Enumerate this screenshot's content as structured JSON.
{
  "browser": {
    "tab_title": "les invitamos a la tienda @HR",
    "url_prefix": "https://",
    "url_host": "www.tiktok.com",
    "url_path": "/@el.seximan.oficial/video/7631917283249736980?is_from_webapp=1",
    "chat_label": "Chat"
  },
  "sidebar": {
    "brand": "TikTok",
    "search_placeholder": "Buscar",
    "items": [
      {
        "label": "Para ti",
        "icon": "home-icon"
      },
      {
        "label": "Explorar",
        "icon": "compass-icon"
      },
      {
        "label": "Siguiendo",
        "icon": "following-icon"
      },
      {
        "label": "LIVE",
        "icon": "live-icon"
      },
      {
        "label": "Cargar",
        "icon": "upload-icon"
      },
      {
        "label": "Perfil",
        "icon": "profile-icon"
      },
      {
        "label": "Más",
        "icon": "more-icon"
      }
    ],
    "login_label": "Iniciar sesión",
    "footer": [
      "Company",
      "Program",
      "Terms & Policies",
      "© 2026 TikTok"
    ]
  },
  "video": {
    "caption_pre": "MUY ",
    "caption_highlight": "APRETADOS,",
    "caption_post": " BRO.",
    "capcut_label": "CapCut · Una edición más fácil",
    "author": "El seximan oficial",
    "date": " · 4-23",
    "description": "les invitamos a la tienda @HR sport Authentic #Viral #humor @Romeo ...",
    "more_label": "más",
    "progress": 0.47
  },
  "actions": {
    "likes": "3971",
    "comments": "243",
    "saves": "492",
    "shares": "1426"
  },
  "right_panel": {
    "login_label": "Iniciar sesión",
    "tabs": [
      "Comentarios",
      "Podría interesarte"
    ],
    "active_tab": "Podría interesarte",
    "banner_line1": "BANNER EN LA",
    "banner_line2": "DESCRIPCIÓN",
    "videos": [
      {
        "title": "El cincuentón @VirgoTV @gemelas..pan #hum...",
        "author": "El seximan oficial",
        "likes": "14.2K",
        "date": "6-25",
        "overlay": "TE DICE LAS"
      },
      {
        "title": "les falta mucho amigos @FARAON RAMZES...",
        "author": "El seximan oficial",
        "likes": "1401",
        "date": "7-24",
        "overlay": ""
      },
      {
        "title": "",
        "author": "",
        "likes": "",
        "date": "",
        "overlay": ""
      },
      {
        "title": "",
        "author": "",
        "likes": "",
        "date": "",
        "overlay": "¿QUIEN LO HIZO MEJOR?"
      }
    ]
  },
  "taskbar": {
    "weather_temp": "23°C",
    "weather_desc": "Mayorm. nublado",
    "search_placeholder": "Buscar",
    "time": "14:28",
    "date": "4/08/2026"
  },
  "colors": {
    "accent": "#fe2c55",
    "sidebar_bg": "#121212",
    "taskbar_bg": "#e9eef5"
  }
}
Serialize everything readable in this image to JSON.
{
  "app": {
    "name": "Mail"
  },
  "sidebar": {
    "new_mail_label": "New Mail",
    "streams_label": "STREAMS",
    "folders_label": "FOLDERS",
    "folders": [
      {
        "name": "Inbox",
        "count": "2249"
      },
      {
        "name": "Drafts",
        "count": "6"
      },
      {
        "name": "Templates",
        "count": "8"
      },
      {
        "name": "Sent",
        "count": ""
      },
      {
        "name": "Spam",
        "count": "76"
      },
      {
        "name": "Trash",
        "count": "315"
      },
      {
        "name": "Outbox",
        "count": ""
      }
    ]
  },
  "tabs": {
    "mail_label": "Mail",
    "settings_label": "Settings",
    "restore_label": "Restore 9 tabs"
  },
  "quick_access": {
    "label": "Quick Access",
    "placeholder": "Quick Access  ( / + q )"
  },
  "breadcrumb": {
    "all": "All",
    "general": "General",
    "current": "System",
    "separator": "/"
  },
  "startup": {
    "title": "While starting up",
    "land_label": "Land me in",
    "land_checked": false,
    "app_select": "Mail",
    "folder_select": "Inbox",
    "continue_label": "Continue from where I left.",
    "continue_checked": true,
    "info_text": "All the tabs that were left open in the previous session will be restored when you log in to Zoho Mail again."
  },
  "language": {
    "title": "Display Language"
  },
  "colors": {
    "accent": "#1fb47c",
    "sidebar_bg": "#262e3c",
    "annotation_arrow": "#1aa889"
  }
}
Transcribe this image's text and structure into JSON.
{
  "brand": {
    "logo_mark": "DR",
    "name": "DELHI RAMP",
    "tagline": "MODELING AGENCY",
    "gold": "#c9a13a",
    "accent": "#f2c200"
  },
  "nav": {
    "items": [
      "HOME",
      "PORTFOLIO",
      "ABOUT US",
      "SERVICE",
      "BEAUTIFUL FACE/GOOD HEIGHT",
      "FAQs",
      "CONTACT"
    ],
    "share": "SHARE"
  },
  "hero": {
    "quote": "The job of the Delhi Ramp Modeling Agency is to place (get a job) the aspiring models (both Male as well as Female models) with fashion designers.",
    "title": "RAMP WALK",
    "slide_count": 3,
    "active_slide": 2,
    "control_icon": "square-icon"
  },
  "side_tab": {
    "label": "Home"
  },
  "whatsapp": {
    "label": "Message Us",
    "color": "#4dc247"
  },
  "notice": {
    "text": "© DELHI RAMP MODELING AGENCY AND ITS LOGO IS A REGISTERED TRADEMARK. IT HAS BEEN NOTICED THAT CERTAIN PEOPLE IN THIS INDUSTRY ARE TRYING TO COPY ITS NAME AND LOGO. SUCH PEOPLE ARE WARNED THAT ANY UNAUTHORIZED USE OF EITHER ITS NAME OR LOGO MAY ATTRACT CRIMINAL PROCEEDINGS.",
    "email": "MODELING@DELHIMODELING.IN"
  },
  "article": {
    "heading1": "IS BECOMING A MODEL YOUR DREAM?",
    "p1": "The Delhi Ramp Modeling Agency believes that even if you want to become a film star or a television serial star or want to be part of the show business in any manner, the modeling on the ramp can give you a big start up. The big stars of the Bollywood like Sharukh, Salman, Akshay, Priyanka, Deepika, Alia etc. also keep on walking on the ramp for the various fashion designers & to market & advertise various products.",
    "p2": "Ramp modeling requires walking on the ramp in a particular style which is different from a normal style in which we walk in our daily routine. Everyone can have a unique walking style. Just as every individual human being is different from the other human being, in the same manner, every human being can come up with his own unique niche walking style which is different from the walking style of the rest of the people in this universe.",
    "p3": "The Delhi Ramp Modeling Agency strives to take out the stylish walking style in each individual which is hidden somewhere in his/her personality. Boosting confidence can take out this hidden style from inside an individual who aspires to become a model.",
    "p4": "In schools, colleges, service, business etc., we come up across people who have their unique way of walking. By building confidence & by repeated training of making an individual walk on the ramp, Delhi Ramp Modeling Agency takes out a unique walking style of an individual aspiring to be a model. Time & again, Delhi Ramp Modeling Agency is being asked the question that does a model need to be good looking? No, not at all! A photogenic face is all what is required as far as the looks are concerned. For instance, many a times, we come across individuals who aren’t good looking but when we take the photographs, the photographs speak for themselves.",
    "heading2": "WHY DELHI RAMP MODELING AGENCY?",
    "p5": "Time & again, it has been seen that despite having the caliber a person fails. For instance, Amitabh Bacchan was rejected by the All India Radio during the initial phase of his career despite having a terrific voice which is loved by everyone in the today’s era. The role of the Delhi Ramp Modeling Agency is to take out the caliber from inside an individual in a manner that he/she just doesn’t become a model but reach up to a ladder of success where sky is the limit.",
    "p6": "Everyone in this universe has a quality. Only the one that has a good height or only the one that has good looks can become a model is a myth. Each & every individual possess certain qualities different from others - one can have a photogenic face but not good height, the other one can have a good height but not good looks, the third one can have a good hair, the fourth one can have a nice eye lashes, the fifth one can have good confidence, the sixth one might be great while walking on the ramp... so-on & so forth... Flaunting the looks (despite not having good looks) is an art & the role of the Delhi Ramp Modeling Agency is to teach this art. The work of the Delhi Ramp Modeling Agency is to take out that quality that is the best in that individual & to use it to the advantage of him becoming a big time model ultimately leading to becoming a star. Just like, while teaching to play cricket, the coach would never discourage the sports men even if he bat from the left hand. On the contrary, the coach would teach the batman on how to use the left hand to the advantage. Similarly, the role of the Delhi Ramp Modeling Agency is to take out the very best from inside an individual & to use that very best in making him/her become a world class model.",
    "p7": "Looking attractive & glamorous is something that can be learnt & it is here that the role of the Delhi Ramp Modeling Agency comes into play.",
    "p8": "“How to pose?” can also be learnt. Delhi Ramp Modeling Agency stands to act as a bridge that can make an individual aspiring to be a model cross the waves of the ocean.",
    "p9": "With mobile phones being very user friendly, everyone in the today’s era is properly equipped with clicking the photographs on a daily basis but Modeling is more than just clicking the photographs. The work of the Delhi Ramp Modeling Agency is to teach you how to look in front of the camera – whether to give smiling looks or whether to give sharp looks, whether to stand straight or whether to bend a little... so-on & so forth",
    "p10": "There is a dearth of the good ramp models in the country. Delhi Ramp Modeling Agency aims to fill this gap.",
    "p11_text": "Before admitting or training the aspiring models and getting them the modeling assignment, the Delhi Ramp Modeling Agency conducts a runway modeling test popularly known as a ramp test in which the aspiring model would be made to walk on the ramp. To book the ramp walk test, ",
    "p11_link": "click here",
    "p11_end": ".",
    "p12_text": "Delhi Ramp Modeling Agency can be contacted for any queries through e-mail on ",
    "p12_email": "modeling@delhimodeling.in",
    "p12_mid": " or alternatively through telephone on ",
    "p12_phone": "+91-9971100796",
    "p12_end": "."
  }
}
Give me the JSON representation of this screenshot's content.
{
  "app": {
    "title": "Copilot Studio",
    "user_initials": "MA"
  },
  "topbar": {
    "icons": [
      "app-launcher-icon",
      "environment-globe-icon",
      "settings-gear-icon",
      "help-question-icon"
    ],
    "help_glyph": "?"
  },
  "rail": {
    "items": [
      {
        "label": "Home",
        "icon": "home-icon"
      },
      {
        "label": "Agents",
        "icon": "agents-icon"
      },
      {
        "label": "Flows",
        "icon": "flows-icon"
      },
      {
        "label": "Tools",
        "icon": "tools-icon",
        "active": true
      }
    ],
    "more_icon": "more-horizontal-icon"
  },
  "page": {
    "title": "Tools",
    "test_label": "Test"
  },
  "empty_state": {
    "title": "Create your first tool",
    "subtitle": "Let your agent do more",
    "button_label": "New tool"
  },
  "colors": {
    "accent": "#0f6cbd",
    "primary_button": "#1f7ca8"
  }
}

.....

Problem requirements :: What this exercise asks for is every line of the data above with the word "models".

Written reply ::
    "quote": "The job of the Delhi Ramp Modeling Agency is to place (get a job) the aspiring models (both Male as well as Female models) with fashion designers.",
    "p10": "There is a dearth of the good ramp models in the country. Delhi Ramp Modeling Agency aims to fill this gap.",
    "p11_text": "Before admitting or training the aspiring models and getting them the modeling assignment, the Delhi Ramp Modeling Agency conducts a runway modeling test popularly known as a ramp test in which the aspiring model would be made to walk on the ramp. To book the ramp walk test, ",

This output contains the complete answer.